*** DATA IN THIS EXERCISE

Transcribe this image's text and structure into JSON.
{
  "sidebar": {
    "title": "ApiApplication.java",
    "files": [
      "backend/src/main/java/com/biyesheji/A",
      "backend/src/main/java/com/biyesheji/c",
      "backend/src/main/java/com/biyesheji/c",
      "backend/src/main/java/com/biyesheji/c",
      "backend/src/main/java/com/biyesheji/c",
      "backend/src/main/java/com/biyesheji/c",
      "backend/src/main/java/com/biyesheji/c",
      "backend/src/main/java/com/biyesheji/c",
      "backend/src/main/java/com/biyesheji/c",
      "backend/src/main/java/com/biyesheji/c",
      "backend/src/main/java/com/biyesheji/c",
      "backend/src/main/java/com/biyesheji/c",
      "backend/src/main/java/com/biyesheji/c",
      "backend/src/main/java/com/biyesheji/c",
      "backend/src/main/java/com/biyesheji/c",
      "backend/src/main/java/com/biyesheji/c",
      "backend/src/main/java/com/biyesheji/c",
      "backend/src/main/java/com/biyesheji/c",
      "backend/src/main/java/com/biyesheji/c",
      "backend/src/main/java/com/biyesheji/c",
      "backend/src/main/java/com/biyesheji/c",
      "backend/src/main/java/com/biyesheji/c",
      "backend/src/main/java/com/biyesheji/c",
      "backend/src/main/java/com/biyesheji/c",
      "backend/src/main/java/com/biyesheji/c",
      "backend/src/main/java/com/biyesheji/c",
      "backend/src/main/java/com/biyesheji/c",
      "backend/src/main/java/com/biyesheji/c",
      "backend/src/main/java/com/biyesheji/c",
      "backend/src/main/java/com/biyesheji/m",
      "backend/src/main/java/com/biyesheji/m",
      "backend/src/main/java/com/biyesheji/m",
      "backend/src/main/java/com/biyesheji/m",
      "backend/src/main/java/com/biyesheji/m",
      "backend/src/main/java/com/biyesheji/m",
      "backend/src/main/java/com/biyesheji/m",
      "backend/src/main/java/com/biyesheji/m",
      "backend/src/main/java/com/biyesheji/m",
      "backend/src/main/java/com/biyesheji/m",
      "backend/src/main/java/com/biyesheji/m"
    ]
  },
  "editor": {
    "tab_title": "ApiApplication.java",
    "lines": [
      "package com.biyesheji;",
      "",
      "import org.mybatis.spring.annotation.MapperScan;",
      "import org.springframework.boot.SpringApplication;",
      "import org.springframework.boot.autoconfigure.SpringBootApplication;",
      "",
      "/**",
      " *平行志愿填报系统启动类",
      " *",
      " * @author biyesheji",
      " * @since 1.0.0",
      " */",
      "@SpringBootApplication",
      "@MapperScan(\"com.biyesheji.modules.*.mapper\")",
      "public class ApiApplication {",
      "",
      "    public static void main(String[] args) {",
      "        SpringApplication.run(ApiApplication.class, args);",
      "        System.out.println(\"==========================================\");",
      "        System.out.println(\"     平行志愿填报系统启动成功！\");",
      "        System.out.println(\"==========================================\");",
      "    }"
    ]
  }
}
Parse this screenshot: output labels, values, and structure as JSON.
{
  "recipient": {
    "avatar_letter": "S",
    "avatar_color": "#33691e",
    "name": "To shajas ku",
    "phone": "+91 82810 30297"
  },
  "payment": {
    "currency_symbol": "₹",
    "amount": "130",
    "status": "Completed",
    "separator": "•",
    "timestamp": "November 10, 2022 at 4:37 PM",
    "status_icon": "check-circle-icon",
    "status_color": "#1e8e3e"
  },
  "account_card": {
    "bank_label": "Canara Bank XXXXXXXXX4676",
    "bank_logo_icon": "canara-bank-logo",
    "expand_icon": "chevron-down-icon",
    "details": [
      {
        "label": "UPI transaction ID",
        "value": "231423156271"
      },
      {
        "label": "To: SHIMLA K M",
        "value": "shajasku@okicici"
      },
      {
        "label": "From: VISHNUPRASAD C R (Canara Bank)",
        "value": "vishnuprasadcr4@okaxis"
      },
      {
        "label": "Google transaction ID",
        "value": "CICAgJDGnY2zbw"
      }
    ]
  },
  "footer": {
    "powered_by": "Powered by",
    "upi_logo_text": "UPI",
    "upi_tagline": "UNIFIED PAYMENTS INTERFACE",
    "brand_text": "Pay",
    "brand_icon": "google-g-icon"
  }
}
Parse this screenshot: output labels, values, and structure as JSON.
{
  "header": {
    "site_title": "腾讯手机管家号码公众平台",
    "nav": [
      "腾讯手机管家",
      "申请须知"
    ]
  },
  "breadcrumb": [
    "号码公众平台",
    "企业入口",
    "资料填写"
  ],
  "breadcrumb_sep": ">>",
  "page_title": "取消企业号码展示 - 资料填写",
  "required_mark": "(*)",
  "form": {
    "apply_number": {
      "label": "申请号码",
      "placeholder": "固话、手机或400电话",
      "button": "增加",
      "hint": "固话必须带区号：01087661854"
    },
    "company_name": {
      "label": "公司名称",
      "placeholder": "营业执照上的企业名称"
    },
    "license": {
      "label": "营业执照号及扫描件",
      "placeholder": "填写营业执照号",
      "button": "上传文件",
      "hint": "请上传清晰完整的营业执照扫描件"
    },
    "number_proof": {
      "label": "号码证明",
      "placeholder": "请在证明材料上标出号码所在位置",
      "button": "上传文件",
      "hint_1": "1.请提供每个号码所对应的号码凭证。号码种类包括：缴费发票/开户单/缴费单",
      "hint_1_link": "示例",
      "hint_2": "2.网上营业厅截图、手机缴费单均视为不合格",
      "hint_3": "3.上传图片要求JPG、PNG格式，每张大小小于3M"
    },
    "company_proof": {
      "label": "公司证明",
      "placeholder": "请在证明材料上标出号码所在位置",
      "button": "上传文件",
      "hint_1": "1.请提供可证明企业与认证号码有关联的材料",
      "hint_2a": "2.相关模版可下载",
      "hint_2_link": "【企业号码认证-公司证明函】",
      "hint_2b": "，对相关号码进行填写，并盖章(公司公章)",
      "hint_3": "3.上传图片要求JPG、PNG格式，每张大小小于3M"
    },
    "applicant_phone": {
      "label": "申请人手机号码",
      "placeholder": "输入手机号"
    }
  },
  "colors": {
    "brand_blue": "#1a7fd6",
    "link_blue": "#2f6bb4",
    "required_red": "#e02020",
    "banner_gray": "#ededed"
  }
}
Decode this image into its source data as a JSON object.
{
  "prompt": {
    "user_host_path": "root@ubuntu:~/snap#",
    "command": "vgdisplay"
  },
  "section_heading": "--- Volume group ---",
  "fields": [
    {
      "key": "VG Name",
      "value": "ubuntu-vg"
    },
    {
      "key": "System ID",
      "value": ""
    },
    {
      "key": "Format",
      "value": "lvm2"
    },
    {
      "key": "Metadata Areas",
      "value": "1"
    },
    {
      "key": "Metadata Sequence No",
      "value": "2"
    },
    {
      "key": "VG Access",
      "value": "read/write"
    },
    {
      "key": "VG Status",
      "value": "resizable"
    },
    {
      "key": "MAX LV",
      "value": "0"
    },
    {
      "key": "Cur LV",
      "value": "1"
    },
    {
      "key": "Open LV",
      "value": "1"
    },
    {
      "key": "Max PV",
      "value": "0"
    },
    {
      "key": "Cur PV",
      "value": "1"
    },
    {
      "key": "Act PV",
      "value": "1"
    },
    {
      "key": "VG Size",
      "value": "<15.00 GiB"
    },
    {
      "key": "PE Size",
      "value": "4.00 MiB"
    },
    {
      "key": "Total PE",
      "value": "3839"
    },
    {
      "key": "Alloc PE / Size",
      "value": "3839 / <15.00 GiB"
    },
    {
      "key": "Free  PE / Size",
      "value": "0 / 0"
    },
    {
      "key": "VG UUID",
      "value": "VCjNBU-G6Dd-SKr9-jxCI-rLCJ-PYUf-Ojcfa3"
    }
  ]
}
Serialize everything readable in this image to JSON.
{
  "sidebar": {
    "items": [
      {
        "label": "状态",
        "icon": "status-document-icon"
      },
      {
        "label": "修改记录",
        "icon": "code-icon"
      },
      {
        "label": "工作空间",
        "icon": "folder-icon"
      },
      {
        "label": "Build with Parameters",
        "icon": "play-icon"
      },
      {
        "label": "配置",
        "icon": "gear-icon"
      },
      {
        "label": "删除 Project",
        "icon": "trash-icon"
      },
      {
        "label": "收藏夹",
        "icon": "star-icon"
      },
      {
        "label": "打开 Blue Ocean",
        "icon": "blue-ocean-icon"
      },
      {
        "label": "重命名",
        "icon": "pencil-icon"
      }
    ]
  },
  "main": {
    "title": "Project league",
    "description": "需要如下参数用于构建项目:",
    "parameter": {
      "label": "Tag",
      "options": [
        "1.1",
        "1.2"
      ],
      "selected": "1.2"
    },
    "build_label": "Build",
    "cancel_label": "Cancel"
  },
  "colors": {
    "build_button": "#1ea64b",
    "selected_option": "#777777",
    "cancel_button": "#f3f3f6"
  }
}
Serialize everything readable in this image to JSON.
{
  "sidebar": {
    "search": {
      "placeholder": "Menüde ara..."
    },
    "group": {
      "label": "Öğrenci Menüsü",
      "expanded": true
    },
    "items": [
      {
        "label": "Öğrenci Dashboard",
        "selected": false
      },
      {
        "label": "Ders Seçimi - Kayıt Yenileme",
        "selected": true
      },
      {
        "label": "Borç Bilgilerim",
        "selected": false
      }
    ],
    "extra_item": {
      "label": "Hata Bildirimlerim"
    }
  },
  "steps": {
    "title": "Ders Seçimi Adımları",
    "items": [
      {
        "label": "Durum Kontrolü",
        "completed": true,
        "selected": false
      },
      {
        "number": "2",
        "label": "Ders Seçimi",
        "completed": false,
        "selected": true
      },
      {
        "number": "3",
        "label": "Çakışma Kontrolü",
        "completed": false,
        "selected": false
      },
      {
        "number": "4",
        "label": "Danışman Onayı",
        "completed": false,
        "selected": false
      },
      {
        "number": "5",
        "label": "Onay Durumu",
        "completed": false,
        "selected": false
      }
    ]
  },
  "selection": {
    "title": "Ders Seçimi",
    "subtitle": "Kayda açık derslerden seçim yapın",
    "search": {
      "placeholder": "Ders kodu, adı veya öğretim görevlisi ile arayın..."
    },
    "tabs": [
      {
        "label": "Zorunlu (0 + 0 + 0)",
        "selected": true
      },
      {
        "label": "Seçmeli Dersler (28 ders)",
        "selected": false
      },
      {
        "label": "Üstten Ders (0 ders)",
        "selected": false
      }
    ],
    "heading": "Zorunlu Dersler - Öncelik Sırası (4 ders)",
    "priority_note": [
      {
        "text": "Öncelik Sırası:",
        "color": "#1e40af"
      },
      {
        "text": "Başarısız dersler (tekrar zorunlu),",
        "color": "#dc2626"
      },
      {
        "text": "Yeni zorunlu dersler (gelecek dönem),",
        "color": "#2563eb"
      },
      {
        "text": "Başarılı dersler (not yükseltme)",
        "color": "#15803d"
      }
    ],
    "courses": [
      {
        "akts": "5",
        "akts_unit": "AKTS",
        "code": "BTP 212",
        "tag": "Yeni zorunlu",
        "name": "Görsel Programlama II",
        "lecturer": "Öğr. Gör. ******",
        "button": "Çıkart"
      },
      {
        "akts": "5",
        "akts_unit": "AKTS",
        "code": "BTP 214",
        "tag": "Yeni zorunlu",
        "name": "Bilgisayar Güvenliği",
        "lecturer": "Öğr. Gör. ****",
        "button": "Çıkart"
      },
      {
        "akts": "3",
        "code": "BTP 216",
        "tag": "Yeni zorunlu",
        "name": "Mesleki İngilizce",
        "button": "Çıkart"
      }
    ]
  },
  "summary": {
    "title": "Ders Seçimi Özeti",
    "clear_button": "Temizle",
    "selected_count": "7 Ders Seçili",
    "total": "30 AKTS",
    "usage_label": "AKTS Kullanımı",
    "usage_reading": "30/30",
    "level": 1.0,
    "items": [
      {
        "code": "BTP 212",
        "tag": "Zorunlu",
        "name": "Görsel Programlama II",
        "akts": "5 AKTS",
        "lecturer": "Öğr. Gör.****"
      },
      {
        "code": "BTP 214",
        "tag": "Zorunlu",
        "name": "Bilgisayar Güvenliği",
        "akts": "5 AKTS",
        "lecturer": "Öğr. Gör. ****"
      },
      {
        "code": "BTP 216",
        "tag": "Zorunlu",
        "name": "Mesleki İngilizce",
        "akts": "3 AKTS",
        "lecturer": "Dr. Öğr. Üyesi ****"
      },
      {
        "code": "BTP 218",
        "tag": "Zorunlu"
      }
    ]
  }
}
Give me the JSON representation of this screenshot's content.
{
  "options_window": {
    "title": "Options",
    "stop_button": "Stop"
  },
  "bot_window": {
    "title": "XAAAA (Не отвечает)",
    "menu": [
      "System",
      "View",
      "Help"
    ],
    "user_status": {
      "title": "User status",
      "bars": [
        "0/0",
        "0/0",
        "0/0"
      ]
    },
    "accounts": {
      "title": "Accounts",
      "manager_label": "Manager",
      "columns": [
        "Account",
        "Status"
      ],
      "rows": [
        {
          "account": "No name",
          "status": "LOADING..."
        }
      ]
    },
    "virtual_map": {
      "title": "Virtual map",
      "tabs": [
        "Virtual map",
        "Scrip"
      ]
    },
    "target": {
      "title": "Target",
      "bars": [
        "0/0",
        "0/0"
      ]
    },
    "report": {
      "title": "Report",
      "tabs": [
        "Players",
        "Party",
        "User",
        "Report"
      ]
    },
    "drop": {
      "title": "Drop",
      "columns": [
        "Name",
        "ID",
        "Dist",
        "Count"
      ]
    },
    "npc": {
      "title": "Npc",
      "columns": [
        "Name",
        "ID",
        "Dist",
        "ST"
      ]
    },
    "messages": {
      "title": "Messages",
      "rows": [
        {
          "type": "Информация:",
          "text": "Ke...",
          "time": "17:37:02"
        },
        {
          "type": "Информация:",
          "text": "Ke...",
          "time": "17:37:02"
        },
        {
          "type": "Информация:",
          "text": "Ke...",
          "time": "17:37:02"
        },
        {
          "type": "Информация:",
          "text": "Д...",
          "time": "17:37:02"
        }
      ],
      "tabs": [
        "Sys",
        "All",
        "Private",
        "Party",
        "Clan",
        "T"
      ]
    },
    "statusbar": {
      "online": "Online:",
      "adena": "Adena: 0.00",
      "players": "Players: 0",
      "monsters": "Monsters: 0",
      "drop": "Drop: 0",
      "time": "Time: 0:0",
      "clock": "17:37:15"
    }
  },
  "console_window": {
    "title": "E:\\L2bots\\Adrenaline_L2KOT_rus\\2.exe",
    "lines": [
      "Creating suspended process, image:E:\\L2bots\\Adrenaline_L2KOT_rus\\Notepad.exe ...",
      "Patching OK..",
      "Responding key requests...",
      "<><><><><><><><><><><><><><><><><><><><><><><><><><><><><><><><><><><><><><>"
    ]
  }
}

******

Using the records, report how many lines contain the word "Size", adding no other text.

EXPECTED OUTPUT.
4